  • I wasn’t really good at implementing it back when I was learning, so to implement it in a whole another language can make it more confusing.
  • The workflow of the project does not really fit, in my opinion. The project we are working on is closer to subjects like Web Design and Databases, so I ended up writing codes just like when I learned those subjects.

As for refactoring, this part of the TDD cycle is where I feel like I’ve spent the most time, especially now that all that’s left are just refactoring and user testing. We’ve definitely implemented refactoring in our project, and thanks to tools like SonarQube and Linter, we have a general idea on where we should start refactoring.

For example, when I tried to refactor a form to become sequential, I’ve used a dirty solution in which I’ve basically write the same css and js file in two different html files. Of course, the duplication warning was immediate, and in the next commit I’ve moved the scripting and styling to their own files, and imported them in the html file.

As you can see (or maybe not see because it’s a bit small), refactoring very much makes sense here, as html should be about the template as much as possible, while the css and js files can be imported, so if I want to change the insides of the template, I can do so without scrolling through 100+ lines of things that can be imported in 2 lines.

There’s also another refactor where I’ve changed an html form into a Django form, as it is essentially the same thing. Using Django forms means that all the form can be condensed into one line.

Well maybe not one line but you get the idea.


Design patterns are just one set of many tools available to be used. Just like another tool, it’s as useful as its wielder, and it is up to you whether to implement them or not.
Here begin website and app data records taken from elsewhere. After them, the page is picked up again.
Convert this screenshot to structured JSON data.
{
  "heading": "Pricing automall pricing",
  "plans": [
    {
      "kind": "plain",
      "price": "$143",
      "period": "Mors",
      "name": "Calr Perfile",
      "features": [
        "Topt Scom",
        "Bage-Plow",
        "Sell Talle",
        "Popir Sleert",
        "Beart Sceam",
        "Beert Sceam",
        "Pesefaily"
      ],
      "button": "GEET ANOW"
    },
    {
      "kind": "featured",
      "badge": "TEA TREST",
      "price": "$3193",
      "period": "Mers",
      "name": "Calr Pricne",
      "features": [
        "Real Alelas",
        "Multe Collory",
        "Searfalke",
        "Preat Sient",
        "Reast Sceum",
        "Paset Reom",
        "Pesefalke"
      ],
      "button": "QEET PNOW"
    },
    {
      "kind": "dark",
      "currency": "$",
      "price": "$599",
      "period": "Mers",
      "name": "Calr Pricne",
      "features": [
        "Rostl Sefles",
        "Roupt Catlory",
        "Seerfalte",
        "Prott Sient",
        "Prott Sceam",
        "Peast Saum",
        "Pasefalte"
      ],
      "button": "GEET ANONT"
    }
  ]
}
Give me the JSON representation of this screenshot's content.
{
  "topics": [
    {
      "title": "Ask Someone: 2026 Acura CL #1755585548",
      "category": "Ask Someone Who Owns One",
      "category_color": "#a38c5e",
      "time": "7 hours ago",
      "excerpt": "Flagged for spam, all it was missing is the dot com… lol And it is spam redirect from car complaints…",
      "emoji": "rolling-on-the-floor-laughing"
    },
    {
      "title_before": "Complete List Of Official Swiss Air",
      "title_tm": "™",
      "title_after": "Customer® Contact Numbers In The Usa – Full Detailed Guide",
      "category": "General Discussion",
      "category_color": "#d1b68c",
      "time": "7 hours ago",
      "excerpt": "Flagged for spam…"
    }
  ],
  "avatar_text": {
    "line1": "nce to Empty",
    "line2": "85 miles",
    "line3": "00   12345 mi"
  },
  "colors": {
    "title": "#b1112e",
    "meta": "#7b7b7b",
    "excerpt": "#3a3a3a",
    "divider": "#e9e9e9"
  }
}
Refactoring on the other hand, is a must in all development cycles, as they can be a time-saver in the long run. And while you’re at it, maybe you can also refactor some codes into using design patterns, so you don’t have an excuse to at least not knowing about design patterns.

I hope you learned something from this article, and I hope you don’t feel like tearing your eyes out the next time you’re refactoring a code.


BONUS ROUND: Redesign Your… Logo?

This part is basically me shilling this amazing document and has nothing to do with coding.

Redesigns are good. Sometimes things are outdated, and needs to change. But I feel sometimes you could maybe overthink too much and ended up making a mess, or you ended up overkilling it.

I wrote this part just to give you readers an example of what I would call an ‘overkill’ in redesign:

everything is connected

This, dear readers, is a 27-page of Pepsi’s attempt at redesigning their logo. It is absolutely amazing, as it touches on things like gravitational field, the Mona Lisa, and the Pepsi Ratio, which is basically Pepsi’s version of the Golden Ratio. If you have the time, please take a look and take a look on how complicated a redesign can be (pretty sure this is an outlier though, as far as I know).

I sincerely hope you don’t have to think this much when you refactor your code.




A student in Faculty of Computer Science in Universitas Indonesia.